This does not mean that Jesus encouraged others to commit sin. Words can be used in different ways. He "scandalized" the Pharisees by going against their false assumptions about what God wants of us and of their own self-righteousness. The preceding paragraph makes the context and the usage clear:"If the Law and the Jerusalem Temple could be occasions of opposition to Jesus by Israel's religious authorities, his role in the redemption of sins, the divine work par excellence, was the true stumbling-block for them." (587). The fact that some people may take offence at what we do does not make what we do objectively offensive. Similarly, the fact that others may be scandalized (according to their presumptions and prejudices) by something we do does not mean that we have truly given scandal in the sense of someone in a position of authority giving a genuinely bad or sinful example about how to behave.

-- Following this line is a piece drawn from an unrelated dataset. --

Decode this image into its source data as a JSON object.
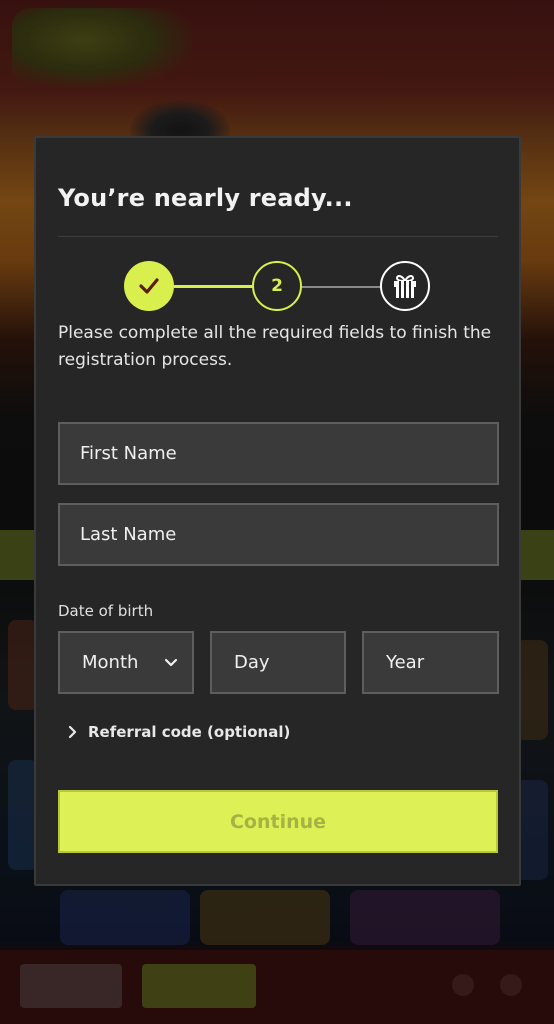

Paragraph 2287 does talks about giving scandal in this latter sense of incitement or encouragement to "do wrong". This does not mean that someone is responsible if others react negatively when we do the right thing, but of behaviour that leads others to think that it is OK to commit sin of some kind. That is surely immoral, even if we are only indirectly responsible for the sinful behaviour and bad example by failing to correct or speak out against a manifest evil, for example. There is nothing in the Catechism that teaches that Jesus did such any such thing. To cross reference two paragraphs from separate contexts in different sections in order to come to the inference that it does is wholly unjustified and profoundly mistaken.

geneticallycatholic said...

Woody says " I stopped listening to Pope Francis 7 months ago." I too have stopped listening or reading any thing that Pope Francis says. After the light show debacle at St. Peter's on the Feast of the Immaculate Conception, I had a few choice words for which I had to go to confession.

I have decided just to stick to the Catechism and Mass, and forgo reading/listening about the Holy Father's exploits. "Whatever they do in the Vatican, I am still remaining Catholic." ...I read that on The Catholic Thing, some time back, and decided I will adopt it during the pontificate of Pope Francis